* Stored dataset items
::::::::

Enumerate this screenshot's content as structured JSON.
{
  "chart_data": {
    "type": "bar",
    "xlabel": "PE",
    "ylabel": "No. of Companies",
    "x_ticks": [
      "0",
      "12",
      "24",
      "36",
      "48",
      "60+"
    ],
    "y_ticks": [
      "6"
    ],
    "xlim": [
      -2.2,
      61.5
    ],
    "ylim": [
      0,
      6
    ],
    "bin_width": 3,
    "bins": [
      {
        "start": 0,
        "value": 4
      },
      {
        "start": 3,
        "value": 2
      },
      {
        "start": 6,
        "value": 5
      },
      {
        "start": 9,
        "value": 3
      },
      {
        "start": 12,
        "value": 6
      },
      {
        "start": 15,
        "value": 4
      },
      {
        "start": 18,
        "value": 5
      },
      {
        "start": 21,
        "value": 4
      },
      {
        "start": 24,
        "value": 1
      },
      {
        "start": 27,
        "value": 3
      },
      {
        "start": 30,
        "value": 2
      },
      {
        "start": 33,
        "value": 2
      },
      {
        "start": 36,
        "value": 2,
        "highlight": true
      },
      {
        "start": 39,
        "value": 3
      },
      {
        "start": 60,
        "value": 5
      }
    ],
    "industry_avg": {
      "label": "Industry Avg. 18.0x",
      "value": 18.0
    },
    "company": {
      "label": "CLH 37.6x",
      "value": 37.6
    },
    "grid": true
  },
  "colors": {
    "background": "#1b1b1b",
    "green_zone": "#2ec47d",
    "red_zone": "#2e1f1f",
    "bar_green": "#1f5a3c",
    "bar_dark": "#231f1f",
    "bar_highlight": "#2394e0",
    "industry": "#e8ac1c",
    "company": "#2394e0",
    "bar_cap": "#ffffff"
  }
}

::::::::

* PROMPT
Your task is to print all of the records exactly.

* REPLY
Enumerate this screenshot's content as structured JSON.
{
  "chart_data": {
    "type": "bar",
    "xlabel": "PE",
    "ylabel": "No. of Companies",
    "x_ticks": [
      "0",
      "12",
      "24",
      "36",
      "48",
      "60+"
    ],
    "y_ticks": [
      "6"
    ],
    "xlim": [
      -2.2,
      61.5
    ],
    "ylim": [
      0,
      6
    ],
    "bin_width": 3,
    "bins": [
      {
        "start": 0,
        "value": 4
      },
      {
        "start": 3,
        "value": 2
      },
      {
        "start": 6,
        "value": 5
      },
      {
        "start": 9,
        "value": 3
      },
      {
        "start": 12,
        "value": 6
      },
      {
        "start": 15,
        "value": 4
      },
      {
        "start": 18,
        "value": 5
      },
      {
        "start": 21,
        "value": 4
      },
      {
        "start": 24,
        "value": 1
      },
      {
        "start": 27,
        "value": 3
      },
      {
        "start": 30,
        "value": 2
      },
      {
        "start": 33,
        "value": 2
      },
      {
        "start": 36,
        "value": 2,
        "highlight": true
      },
      {
        "start": 39,
        "value": 3
      },
      {
        "start": 60,
        "value": 5
      }
    ],
    "industry_avg": {
      "label": "Industry Avg. 18.0x",
      "value": 18.0
    },
    "company": {
      "label": "CLH 37.6x",
      "value": 37.6
    },
    "grid": true
  },
  "colors": {
    "background": "#1b1b1b",
    "green_zone": "#2ec47d",
    "red_zone": "#2e1f1f",
    "bar_green": "#1f5a3c",
    "bar_dark": "#231f1f",
    "bar_highlight": "#2394e0",
    "industry": "#e8ac1c",
    "company": "#2394e0",
    "bar_cap": "#ffffff"
  }
}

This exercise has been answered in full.